Answer: "No enemy should invade us with more than 3,000 men"

Ah, what a man, what a mission! George Washington was at the helm of all America would stand for, from 1775 to 1799. He was elected unanimously as the first president of the newly independent country, served in that capacity from 1789 to 1797 and well and truly earned the title of father of his country. On his retirement from that position in 1797, he felt only a profound sense of relief and a knowledge on having done his best, and he looked forward to spending the rest of his time on his beloved Mount Vernon developing his farming and business interests.

It was, however, not to be. With the greatest reluctance, he allowed himself to be persuaded to return as head of the army in what looked to be a looming war with France. He served in that position from July 1798 to December 1799 when, having caught a chill on a brief spell back to inspect his properties in the freezing rain and snow on December 12, his health suddenly deteriorated.

The great man passed away at 10pm on December 14 at the age of 67.

His last words were "Tis well".
9. While standing in front of a fire once, it grew too hot, and George Washington said he had to move. One of his companions jokingly remarked that a general should always stand fire. Washington made which reply?

Answer: "It doesn't look well for a general to receive fire from behind"

On Washington's death in 1799, people throughout the world were saddened on hearing of the passing of such a great leader. Napoleon, in spite of his country's troubled relationship with the USA, ordered ten days of mourning throughout France. In America, people wore mourning clothes for months as a mark of respect. Plans were made by the government to build a giant mausoleum at a staggering cost, for the time, of $200,000, to move his body to the Capitol, but this plan was defeated by the South. Today his tomb continues to remain where he was at his happiest - at his home at Mount Vernon. "Tis well".
10. When Sir Thomas More was awaiting a traitor's death for failing to comply with Henry VIII's desires, he was informed that the initial execution of hanging, drawing and quartering had been commuted by the king to decapitation instead, as an act of clemency. What was his response?

Answer: "I pray God to spare my friends from a similar clemency"

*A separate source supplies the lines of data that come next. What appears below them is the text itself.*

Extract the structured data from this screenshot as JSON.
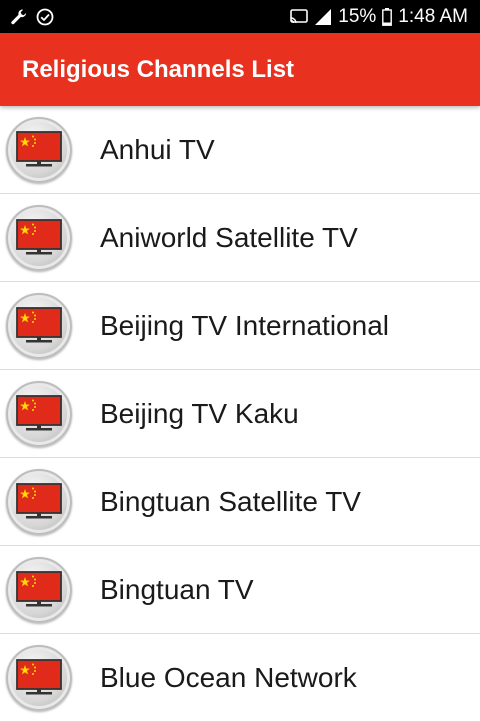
{
  "status_bar": {
    "left_icons": [
      "wrench-icon",
      "check-circle-icon"
    ],
    "right_icons": [
      "cast-icon",
      "signal-icon",
      "battery-icon"
    ],
    "battery": "15%",
    "time": "1:48 AM"
  },
  "app_bar": {
    "title": "Religious Channels List",
    "color": "#e8321f"
  },
  "channels": [
    {
      "name": "Anhui TV",
      "icon": "china-flag-tv-icon"
    },
    {
      "name": "Aniworld Satellite TV",
      "icon": "china-flag-tv-icon"
    },
    {
      "name": "Beijing TV International",
      "icon": "china-flag-tv-icon"
    },
    {
      "name": "Beijing TV Kaku",
      "icon": "china-flag-tv-icon"
    },
    {
      "name": "Bingtuan Satellite TV",
      "icon": "china-flag-tv-icon"
    },
    {
      "name": "Bingtuan TV",
      "icon": "china-flag-tv-icon"
    },
    {
      "name": "Blue Ocean Network",
      "icon": "china-flag-tv-icon"
    }
  ]
}
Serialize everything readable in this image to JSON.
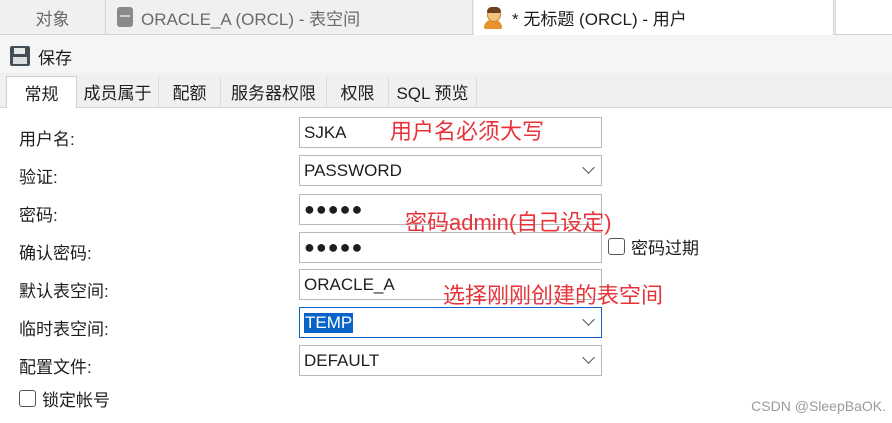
{
  "window_tabs": {
    "objects": "对象",
    "tablespace": "ORACLE_A (ORCL) - 表空间",
    "user": "* 无标题 (ORCL) - 用户"
  },
  "toolbar": {
    "save_label": "保存"
  },
  "sub_tabs": [
    "常规",
    "成员属于",
    "配额",
    "服务器权限",
    "权限",
    "SQL 预览"
  ],
  "form": {
    "username": {
      "label": "用户名:",
      "value": "SJKA"
    },
    "auth": {
      "label": "验证:",
      "value": "PASSWORD"
    },
    "password": {
      "label": "密码:",
      "value": "●●●●●"
    },
    "confirm_password": {
      "label": "确认密码:",
      "value": "●●●●●"
    },
    "password_expired_label": "密码过期",
    "default_tablespace": {
      "label": "默认表空间:",
      "value": "ORACLE_A"
    },
    "temp_tablespace": {
      "label": "临时表空间:",
      "value": "TEMP"
    },
    "profile": {
      "label": "配置文件:",
      "value": "DEFAULT"
    },
    "lock_account_label": "锁定帐号"
  },
  "annotations": {
    "username_note": "用户名必须大写",
    "password_note": "密码admin(自己设定)",
    "tablespace_note": "选择刚刚创建的表空间"
  },
  "watermark": "CSDN @SleepBaOK.",
  "colors": {
    "annotation": "#e8333a",
    "selection": "#0a64c8"
  }
}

During the course of his life, More (1478-1535) was a lawyer, philosopher, writer, statesman, and finally, he rose to one of the most important positions in the land, that of Lord Chancellor. More, by virtue of his faith and his convictions, opposed the king's separation from Rome, and refused to accept that Henry was Supreme Head of the Church of England.

He stated that the Reformation was heresy. Furthermore, he refused to sign a letter asking the Pope to annul Henry's marriage to Catherine of Aragon to enable the king to marry Anne Boleyn, and subsequently refused to attend the coronation of the king's new queen as well. That was too much for Henry to swallow and More was brought to trial under the trumped up charge of treason.

The court dared not find him anything but guilty - and off went his steadfast head.

He was canonised by Pope Leo XIII in 1886 and, oddly enough, also added to the Church of England's calendar of Saints and Heroes in 1980.
Source: Author Creedy

This quiz was reviewed by FunTrivia editor bloomsby before going online.
Any errors found in FunTrivia content are routinely corrected through our feedback system.
Related Quizzes
This quiz is part of series Quotable Quotes:

Various quizzes of quotes that have intrigued, inspired or amused me. I hope you enjoy them :)

  1. Amusing Quotes from History's Great Figures Tough
  2. Quotes About Young People Over Time Average
  3. Quotes from Famous Actresses Easier
  4. Inspirational Quotes from Famous Women Easier
  5. Remarkable Quotes From Remarkable People Easier
  6. Remarkable Quotes from Remarkable People 2 Easier
  7. Chuckles from Leading Ladies Average
  8. Quotes from Great Writers Easier
  9. What Does My Latin Quote Mean? Very Easy
  10. The Last Few Moments Average

Also part of quiz list
6/24/2024, Copyright 2024 FunTrivia, Inc. - Report an Error / Contact Us